#### WHAT IS BEING ASKED
The expected output is every entry, copied exactly.

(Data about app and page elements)
· · · · ·

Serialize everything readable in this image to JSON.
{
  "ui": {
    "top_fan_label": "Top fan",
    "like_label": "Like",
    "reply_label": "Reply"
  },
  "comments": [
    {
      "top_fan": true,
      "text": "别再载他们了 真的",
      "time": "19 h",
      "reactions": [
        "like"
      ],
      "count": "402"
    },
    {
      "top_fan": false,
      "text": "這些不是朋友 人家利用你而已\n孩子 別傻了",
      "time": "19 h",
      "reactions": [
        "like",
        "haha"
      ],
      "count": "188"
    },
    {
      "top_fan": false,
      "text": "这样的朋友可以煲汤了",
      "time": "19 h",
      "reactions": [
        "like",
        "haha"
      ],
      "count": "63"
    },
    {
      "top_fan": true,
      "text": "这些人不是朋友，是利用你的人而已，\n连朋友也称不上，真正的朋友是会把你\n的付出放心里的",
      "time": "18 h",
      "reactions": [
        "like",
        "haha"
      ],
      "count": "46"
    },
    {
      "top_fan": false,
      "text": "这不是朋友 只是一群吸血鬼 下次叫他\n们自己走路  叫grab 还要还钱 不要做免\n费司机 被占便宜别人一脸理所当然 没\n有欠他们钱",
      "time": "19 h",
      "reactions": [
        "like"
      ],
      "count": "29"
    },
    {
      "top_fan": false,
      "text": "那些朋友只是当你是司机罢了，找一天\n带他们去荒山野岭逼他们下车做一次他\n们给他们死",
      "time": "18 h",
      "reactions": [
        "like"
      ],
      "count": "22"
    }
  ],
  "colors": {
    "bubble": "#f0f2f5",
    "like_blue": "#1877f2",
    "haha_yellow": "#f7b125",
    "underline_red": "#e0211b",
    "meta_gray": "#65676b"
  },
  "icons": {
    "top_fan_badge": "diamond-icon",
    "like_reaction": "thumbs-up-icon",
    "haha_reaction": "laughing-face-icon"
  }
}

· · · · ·

#### WRITTEN ANSWER
Serialize everything readable in this image to JSON.
{
  "ui": {
    "top_fan_label": "Top fan",
    "like_label": "Like",
    "reply_label": "Reply"
  },
  "comments": [
    {
      "top_fan": true,
      "text": "别再载他们了 真的",
      "time": "19 h",
      "reactions": [
        "like"
      ],
      "count": "402"
    },
    {
      "top_fan": false,
      "text": "這些不是朋友 人家利用你而已\n孩子 別傻了",
      "time": "19 h",
      "reactions": [
        "like",
        "haha"
      ],
      "count": "188"
    },
    {
      "top_fan": false,
      "text": "这样的朋友可以煲汤了",
      "time": "19 h",
      "reactions": [
        "like",
        "haha"
      ],
      "count": "63"
    },
    {
      "top_fan": true,
      "text": "这些人不是朋友，是利用你的人而已，\n连朋友也称不上，真正的朋友是会把你\n的付出放心里的",
      "time": "18 h",
      "reactions": [
        "like",
        "haha"
      ],
      "count": "46"
    },
    {
      "top_fan": false,
      "text": "这不是朋友 只是一群吸血鬼 下次叫他\n们自己走路  叫grab 还要还钱 不要做免\n费司机 被占便宜别人一脸理所当然 没\n有欠他们钱",
      "time": "19 h",
      "reactions": [
        "like"
      ],
      "count": "29"
    },
    {
      "top_fan": false,
      "text": "那些朋友只是当你是司机罢了，找一天\n带他们去荒山野岭逼他们下车做一次他\n们给他们死",
      "time": "18 h",
      "reactions": [
        "like"
      ],
      "count": "22"
    }
  ],
  "colors": {
    "bubble": "#f0f2f5",
    "like_blue": "#1877f2",
    "haha_yellow": "#f7b125",
    "underline_red": "#e0211b",
    "meta_gray": "#65676b"
  },
  "icons": {
    "top_fan_badge": "diamond-icon",
    "like_reaction": "thumbs-up-icon",
    "haha_reaction": "laughing-face-icon"
  }
}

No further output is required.